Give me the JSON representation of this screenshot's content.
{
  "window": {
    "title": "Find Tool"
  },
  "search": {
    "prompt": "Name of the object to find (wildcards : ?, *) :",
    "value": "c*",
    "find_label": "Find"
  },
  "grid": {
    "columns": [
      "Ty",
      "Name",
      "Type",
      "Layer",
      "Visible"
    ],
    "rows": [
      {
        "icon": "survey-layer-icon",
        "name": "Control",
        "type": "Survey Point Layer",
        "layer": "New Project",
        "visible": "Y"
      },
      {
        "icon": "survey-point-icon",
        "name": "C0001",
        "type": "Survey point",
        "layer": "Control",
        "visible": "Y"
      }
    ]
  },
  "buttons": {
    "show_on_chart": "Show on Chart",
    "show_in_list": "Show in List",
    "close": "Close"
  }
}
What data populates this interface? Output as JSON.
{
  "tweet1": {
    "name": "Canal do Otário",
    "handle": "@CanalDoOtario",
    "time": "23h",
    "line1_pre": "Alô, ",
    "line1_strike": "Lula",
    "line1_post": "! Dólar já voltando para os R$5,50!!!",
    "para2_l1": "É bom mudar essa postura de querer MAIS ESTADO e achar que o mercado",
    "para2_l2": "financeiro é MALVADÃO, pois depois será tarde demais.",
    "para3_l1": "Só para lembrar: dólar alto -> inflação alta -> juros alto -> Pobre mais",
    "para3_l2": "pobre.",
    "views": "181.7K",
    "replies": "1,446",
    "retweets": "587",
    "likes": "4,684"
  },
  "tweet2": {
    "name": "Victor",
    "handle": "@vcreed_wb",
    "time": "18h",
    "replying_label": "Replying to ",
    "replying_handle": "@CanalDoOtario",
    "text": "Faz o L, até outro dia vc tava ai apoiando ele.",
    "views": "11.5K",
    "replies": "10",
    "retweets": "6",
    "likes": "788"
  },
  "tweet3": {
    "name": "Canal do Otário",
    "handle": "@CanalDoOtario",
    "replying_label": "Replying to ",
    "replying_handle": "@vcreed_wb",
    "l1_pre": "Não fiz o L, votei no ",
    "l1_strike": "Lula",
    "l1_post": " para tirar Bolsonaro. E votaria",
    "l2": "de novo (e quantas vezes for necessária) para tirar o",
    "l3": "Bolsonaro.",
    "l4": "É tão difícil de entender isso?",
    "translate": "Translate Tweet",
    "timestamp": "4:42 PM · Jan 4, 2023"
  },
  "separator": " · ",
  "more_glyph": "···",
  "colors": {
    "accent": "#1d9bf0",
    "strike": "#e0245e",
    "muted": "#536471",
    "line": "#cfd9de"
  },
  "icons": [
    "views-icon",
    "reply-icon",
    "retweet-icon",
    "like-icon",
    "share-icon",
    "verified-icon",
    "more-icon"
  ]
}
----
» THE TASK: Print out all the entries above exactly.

» THE ANSWER:
Give me the JSON representation of this screenshot's content.
{
  "window": {
    "title": "Find Tool"
  },
  "search": {
    "prompt": "Name of the object to find (wildcards : ?, *) :",
    "value": "c*",
    "find_label": "Find"
  },
  "grid": {
    "columns": [
      "Ty",
      "Name",
      "Type",
      "Layer",
      "Visible"
    ],
    "rows": [
      {
        "icon": "survey-layer-icon",
        "name": "Control",
        "type": "Survey Point Layer",
        "layer": "New Project",
        "visible": "Y"
      },
      {
        "icon": "survey-point-icon",
        "name": "C0001",
        "type": "Survey point",
        "layer": "Control",
        "visible": "Y"
      }
    ]
  },
  "buttons": {
    "show_on_chart": "Show on Chart",
    "show_in_list": "Show in List",
    "close": "Close"
  }
}
What data populates this interface? Output as JSON.
{
  "tweet1": {
    "name": "Canal do Otário",
    "handle": "@CanalDoOtario",
    "time": "23h",
    "line1_pre": "Alô, ",
    "line1_strike": "Lula",
    "line1_post": "! Dólar já voltando para os R$5,50!!!",
    "para2_l1": "É bom mudar essa postura de querer MAIS ESTADO e achar que o mercado",
    "para2_l2": "financeiro é MALVADÃO, pois depois será tarde demais.",
    "para3_l1": "Só para lembrar: dólar alto -> inflação alta -> juros alto -> Pobre mais",
    "para3_l2": "pobre.",
    "views": "181.7K",
    "replies": "1,446",
    "retweets": "587",
    "likes": "4,684"
  },
  "tweet2": {
    "name": "Victor",
    "handle": "@vcreed_wb",
    "time": "18h",
    "replying_label": "Replying to ",
    "replying_handle": "@CanalDoOtario",
    "text": "Faz o L, até outro dia vc tava ai apoiando ele.",
    "views": "11.5K",
    "replies": "10",
    "retweets": "6",
    "likes": "788"
  },
  "tweet3": {
    "name": "Canal do Otário",
    "handle": "@CanalDoOtario",
    "replying_label": "Replying to ",
    "replying_handle": "@vcreed_wb",
    "l1_pre": "Não fiz o L, votei no ",
    "l1_strike": "Lula",
    "l1_post": " para tirar Bolsonaro. E votaria",
    "l2": "de novo (e quantas vezes for necessária) para tirar o",
    "l3": "Bolsonaro.",
    "l4": "É tão difícil de entender isso?",
    "translate": "Translate Tweet",
    "timestamp": "4:42 PM · Jan 4, 2023"
  },
  "separator": " · ",
  "more_glyph": "···",
  "colors": {
    "accent": "#1d9bf0",
    "strike": "#e0245e",
    "muted": "#536471",
    "line": "#cfd9de"
  },
  "icons": [
    "views-icon",
    "reply-icon",
    "retweet-icon",
    "like-icon",
    "share-icon",
    "verified-icon",
    "more-icon"
  ]
}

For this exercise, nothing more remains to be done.